More than yachts

Reflecting C-Job’s own wide-ranging scope of maritime sectors served, the new Interior Engineering department will also have a broad client focus. “Our work will not just be for the luxury yacht and ferry industries,” Joris notes. “Comfortable and attractive interiors are also relevant for more robust workboats like dredgers, offshore wind walk-to-work vessels and heavy lift or installation vessels.” This trend can be explained by considering that it has become more difficult for maritime operators to find good personnel compared to ten years ago. “Nowadays, personnel are more critical and employers have to compete to attract the best people.”

 

Looking at some of the newest vessel deliveries in the maritime market, it is clear that many modern working vessels have the look and feel of a top hotel: “Cabins are equipped with personal entertainment systems and Wi-Fi, and recreational areas include saunas and gyms. And, because the health of on-board personnel is a big priority for ship owners and operators, air quality and air handling is also very important. All these factors contribute to making crews feel more comfortable during their downtime  – and are therefore also key to attracting and retaining personnel. In this respect, it is not only the health and safety of crews that benefit from increased comfort. We also know that the performance of maritime personnel increases when their living and working spaces form a more comfortable and dynamic environment.”

 

More efficient ship design process

By offering both interior and exterior engineering, C-Job is making the entire ship design process more efficient. “In terms of the ship design disciplines that it provides, C-Job is now complete – every discipline can be handled in house. Therefore, any specific needs of the interior can be included in the design process from the very beginning of the project, rather than at a later stage. Furthermore, because C-Job works in small teams for each discipline, there are very short lines of communication. Decisions can be made quickly and each team knows how the other teams are progressing. This is a very efficient way of working.”

 

The new Interior Engineering department will be working with a number of software programs, including the renowned Siemens NX. “This software will allow us to integrate design and engineering aspects in 3D,” Joris adds. “In the initial design phases we will divide the available space into clearly defined areas. This, in turn, will inform the architect exactly how much space they have to work with regard to internal design. This can prevent what happens all too often – that the interior is taken into account too late in the design process or even when the hull has already been built.
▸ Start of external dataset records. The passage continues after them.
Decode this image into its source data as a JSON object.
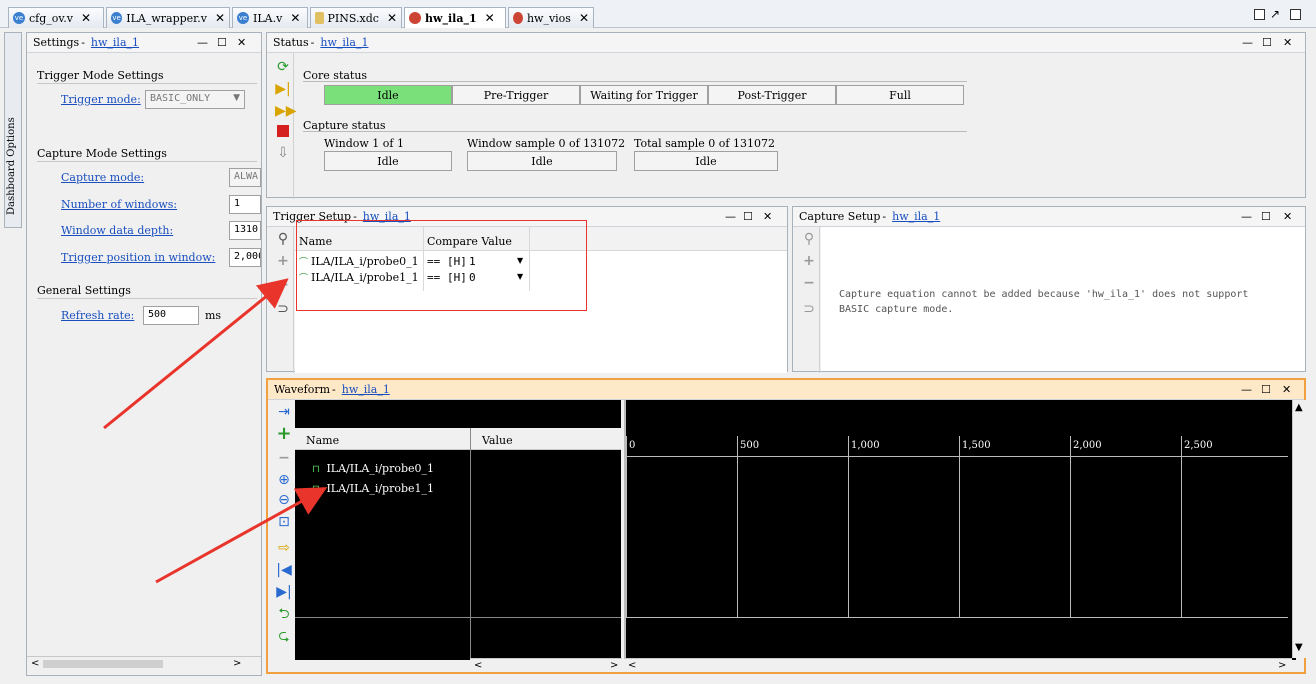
{
  "tabs": [
    {
      "label": "cfg_ov.v",
      "icon": "verilog-file-icon",
      "active": false
    },
    {
      "label": "ILA_wrapper.v",
      "icon": "verilog-file-icon",
      "active": false
    },
    {
      "label": "ILA.v",
      "icon": "verilog-file-icon",
      "active": false
    },
    {
      "label": "PINS.xdc",
      "icon": "xdc-file-icon",
      "active": false
    },
    {
      "label": "hw_ila_1",
      "icon": "hw-ila-icon",
      "active": true
    },
    {
      "label": "hw_vios",
      "icon": "hw-vio-icon",
      "active": false
    }
  ],
  "dashboard_options": "Dashboard Options",
  "settings": {
    "title": "Settings",
    "title_link": "hw_ila_1",
    "trigger_mode_section": "Trigger Mode Settings",
    "trigger_mode_label": "Trigger mode:",
    "trigger_mode_value": "BASIC_ONLY",
    "capture_mode_section": "Capture Mode Settings",
    "capture_mode_label": "Capture mode:",
    "capture_mode_value": "ALWA",
    "num_windows_label": "Number of windows:",
    "num_windows_value": "1",
    "window_depth_label": "Window data depth:",
    "window_depth_value": "1310",
    "trigger_pos_label": "Trigger position in window:",
    "trigger_pos_value": "2,000",
    "general_section": "General Settings",
    "refresh_label": "Refresh rate:",
    "refresh_value": "500",
    "refresh_unit": "ms"
  },
  "status": {
    "title": "Status",
    "title_link": "hw_ila_1",
    "core_status_label": "Core status",
    "core_states": [
      "Idle",
      "Pre-Trigger",
      "Waiting for Trigger",
      "Post-Trigger",
      "Full"
    ],
    "active_state_index": 0,
    "capture_status_label": "Capture status",
    "window_label": "Window 1 of 1",
    "window_value": "Idle",
    "window_sample_label": "Window sample 0 of 131072",
    "window_sample_value": "Idle",
    "total_sample_label": "Total sample 0 of 131072",
    "total_sample_value": "Idle"
  },
  "trigger_setup": {
    "title": "Trigger Setup",
    "title_link": "hw_ila_1",
    "col_name": "Name",
    "col_compare": "Compare Value",
    "rows": [
      {
        "name": "ILA/ILA_i/probe0_1",
        "op": "==",
        "radix": "[H]",
        "value": "1"
      },
      {
        "name": "ILA/ILA_i/probe1_1",
        "op": "==",
        "radix": "[H]",
        "value": "0"
      }
    ]
  },
  "capture_setup": {
    "title": "Capture Setup",
    "title_link": "hw_ila_1",
    "message_line1": "Capture equation cannot be added because 'hw_ila_1' does not support",
    "message_line2": "BASIC capture mode."
  },
  "waveform": {
    "title": "Waveform",
    "title_link": "hw_ila_1",
    "col_name": "Name",
    "col_value": "Value",
    "signals": [
      "ILA/ILA_i/probe0_1",
      "ILA/ILA_i/probe1_1"
    ],
    "ticks": [
      "0",
      "500",
      "1,000",
      "1,500",
      "2,000",
      "2,500"
    ]
  },
  "colors": {
    "accent_link": "#1a4fbf",
    "active_state": "#7ae07a",
    "annotation_red": "#e8342a",
    "waveform_border": "#f0a040"
  }
}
By working closely together from the beginning, we can work more efficiently to optimise the space required for the mechanical and structural elements without losing sight of the interior.”

 

Joined by Siemens NX specialist Joris Elion, a team of C-Job engineers, with either previous experience or high levels of interest, has already been selected for the necessary training on the subject of Interior Engineering. “It is an enthusiastic team – we are looking forward to getting started.”